**** DATA EXTRACTS ****

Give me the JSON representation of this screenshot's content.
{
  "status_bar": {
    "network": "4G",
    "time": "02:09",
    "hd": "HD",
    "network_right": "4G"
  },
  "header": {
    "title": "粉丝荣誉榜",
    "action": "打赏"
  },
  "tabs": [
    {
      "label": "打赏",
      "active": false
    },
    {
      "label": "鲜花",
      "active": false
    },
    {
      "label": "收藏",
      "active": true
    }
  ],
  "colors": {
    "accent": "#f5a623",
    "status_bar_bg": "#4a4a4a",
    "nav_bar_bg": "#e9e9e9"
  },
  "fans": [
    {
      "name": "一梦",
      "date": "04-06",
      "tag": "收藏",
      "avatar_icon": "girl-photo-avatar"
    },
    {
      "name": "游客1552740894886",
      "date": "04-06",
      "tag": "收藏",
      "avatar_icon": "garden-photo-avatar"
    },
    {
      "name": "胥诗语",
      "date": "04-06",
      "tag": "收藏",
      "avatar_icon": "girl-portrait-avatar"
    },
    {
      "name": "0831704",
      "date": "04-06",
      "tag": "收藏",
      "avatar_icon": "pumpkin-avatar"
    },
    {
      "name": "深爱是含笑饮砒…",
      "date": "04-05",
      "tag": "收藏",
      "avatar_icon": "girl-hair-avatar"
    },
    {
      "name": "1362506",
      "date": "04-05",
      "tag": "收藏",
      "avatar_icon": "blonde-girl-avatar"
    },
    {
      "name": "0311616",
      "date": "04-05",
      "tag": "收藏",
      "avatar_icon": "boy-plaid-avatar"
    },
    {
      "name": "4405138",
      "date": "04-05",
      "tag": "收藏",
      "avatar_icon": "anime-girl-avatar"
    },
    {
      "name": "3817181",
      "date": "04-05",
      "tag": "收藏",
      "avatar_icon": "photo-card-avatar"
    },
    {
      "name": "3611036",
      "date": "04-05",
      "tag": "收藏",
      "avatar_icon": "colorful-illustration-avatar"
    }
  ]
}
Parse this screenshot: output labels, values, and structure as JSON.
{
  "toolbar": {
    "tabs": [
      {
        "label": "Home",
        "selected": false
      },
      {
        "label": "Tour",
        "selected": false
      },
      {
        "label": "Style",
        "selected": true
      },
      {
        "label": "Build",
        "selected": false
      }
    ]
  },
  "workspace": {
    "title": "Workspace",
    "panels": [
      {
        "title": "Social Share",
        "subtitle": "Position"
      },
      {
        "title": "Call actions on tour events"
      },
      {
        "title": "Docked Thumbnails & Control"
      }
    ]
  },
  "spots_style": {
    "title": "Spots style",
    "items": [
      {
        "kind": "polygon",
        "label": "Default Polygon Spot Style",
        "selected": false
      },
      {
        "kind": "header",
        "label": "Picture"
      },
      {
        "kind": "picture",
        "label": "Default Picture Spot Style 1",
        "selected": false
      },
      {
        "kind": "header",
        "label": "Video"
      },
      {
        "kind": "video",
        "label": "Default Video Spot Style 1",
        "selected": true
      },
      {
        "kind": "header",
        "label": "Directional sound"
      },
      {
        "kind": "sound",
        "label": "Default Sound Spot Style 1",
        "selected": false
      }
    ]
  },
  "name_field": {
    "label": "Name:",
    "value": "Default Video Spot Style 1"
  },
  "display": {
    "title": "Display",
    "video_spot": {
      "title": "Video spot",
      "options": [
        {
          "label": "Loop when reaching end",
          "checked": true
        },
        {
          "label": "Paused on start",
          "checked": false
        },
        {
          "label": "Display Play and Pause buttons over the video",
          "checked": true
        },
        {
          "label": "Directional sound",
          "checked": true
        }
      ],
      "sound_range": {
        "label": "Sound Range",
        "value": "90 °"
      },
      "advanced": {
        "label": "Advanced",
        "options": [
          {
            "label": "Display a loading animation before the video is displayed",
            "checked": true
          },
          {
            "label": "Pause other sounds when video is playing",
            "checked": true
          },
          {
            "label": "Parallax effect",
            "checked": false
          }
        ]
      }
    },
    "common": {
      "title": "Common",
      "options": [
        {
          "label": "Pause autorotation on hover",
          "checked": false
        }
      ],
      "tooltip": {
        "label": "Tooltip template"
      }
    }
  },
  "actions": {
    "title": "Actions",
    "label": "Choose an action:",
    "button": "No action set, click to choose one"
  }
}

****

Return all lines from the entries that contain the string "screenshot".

Give me the JSON representation of this screenshot's content.
Parse this screenshot: output labels, values, and structure as JSON.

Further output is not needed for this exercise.